            That souls between us and never the things that we aim. To the old belief, standing tales, mixed with our lifetime. Soon, now more than five years of me, thence. My principal cause, my own dearestly, dearestly, a curse that was beautiful. And that all the rest, plays about surfaces, glittering. A chair. That a chair. Or a wing. That a wing. Hides in the bible, no scar. That the hide of the bible, a scar. That anything Lidian. And winter. We wake and we find there are stairs up above in the frost. The frosts of our lives are not so as threatened we should not know our place. Though of so liberal fire she sends from on high, and so understood. And the stairs, in a fit of their nature, seem to impart the lower levels thereof. Waldo has died.

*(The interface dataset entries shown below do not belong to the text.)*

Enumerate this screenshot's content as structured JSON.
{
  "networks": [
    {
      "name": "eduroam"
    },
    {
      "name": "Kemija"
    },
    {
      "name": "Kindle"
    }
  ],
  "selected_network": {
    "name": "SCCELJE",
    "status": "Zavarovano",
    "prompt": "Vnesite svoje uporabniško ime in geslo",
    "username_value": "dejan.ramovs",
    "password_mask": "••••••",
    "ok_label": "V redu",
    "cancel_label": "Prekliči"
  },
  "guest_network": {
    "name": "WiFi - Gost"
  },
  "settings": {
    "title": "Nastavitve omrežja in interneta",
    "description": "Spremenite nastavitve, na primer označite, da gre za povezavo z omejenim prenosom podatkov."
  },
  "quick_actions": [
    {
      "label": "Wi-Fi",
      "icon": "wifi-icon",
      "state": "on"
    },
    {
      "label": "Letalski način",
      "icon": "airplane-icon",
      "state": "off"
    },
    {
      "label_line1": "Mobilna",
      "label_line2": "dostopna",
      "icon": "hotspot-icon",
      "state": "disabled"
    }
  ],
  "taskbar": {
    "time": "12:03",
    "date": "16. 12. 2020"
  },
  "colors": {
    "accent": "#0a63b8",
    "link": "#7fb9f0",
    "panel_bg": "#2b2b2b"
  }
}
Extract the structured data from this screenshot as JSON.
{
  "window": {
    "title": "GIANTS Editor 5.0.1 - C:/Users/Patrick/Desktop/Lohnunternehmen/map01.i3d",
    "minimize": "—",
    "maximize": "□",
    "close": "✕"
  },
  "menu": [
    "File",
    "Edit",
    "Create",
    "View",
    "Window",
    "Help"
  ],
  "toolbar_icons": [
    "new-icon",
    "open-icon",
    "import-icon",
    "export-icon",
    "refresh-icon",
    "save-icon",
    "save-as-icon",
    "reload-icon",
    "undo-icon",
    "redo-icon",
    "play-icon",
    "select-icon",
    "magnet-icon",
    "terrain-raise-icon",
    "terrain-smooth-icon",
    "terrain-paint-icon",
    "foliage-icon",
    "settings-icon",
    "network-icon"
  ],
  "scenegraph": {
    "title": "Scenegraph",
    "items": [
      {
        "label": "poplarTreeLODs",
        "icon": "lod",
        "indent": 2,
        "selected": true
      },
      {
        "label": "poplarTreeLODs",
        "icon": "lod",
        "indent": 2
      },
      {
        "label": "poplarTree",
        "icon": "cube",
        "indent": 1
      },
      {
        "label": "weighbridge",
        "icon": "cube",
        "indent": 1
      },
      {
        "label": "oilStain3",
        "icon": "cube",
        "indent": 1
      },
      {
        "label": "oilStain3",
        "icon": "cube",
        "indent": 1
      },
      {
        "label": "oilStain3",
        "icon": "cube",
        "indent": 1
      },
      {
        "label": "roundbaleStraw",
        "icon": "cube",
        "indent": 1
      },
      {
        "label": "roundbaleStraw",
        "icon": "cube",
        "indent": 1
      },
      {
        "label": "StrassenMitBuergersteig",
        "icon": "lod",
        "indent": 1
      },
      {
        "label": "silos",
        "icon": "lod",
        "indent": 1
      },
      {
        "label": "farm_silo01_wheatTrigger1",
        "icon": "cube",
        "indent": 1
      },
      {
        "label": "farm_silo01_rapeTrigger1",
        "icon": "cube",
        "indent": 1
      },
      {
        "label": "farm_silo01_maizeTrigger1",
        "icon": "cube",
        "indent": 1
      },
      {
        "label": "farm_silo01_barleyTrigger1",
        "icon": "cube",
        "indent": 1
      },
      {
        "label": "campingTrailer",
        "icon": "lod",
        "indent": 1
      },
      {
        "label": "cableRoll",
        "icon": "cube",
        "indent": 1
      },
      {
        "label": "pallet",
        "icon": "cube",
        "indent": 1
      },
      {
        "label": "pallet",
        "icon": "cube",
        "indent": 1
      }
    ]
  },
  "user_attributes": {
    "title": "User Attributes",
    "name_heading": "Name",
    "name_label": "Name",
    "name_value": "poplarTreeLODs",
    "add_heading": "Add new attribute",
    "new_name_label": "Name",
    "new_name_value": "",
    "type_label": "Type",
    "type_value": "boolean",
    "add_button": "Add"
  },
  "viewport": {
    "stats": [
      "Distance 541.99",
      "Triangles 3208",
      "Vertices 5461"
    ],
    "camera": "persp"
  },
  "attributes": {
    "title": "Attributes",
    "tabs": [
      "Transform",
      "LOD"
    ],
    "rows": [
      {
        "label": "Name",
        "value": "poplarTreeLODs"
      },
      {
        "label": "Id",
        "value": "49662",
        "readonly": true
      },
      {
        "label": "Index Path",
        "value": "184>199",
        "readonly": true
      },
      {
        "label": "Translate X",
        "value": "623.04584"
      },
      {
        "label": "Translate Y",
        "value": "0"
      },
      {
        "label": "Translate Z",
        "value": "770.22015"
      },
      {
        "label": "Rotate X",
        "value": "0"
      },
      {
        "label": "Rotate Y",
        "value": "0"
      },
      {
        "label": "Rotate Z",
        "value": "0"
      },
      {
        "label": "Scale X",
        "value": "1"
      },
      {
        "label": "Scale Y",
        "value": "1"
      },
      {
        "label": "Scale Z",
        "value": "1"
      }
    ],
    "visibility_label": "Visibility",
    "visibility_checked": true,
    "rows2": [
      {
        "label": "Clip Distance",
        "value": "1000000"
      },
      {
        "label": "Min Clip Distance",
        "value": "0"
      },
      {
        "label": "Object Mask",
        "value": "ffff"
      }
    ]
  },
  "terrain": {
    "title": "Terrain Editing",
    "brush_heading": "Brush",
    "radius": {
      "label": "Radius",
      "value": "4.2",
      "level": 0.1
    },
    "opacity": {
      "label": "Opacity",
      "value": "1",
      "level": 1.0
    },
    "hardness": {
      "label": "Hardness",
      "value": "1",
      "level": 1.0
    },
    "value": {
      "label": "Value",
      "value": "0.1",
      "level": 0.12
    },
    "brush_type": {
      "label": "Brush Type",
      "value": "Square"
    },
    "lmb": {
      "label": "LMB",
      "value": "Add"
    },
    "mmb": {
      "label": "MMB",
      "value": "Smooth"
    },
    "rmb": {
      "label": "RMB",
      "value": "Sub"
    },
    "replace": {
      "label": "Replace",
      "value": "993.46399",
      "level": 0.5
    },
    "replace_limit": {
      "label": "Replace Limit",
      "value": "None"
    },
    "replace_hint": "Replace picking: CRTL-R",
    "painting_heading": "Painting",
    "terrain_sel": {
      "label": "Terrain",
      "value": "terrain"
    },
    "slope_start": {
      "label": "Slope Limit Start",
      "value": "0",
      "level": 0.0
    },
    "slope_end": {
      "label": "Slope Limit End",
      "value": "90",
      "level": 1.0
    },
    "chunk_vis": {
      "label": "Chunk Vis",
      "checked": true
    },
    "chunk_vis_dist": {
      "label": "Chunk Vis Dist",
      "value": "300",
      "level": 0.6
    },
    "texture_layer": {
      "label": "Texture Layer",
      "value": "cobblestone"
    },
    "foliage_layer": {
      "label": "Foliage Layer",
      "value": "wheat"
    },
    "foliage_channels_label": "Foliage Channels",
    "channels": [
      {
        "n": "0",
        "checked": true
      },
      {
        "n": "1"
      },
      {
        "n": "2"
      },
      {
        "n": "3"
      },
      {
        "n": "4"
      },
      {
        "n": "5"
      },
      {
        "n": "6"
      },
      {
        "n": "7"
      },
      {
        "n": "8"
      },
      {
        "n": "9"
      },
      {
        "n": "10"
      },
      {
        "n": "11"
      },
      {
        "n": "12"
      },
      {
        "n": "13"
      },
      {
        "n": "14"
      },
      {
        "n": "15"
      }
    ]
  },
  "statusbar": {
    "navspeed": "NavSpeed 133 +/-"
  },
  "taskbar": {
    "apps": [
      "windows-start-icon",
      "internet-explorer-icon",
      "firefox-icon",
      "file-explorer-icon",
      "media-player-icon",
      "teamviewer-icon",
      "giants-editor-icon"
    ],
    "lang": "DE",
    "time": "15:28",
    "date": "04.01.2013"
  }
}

            That I should touch it again. The fire. Would not even I pay the costly price of such contact?


One of us calls the ministry Decision, and another one of us calls it Reaction. One of us calls it Memory, and another one of us Reunion. One of us tentatively whispers “This is a dictatorship, this is a prison, these are the barracks.” One of us calls it  Delusion, and one of us less tentatively whispers, “This is a school, that was my crib, these are my wheels, that was a wheelchair.” One of us denies it’s a ministry, and another one of us calls it Recording Device, loosing the eyes. One of us even less tentatively whispers, “This is a church, these are my hearing aids,” and less tentatively, “This was a church, this is a factory, this is a library, these are my crutches, these are my glasses,” and even less tentatively, “This is a book, that is a magazine, this is my cane, this was a department store, this was my street, this was my neighborhood, that was a grocery store.” And another, “This was my prison, this was not my decision, these were my barracks, these were not my decision.” Yet finally another, “This was the gas station I worked at, the people I passed, the bar I often frequented, and there, being led out of the bar single file, were my friends, those were my hope, my drinking companions, my fellow pensioners, guardians of the covered-up hall, lien-holders, lovers with whom I conspired…”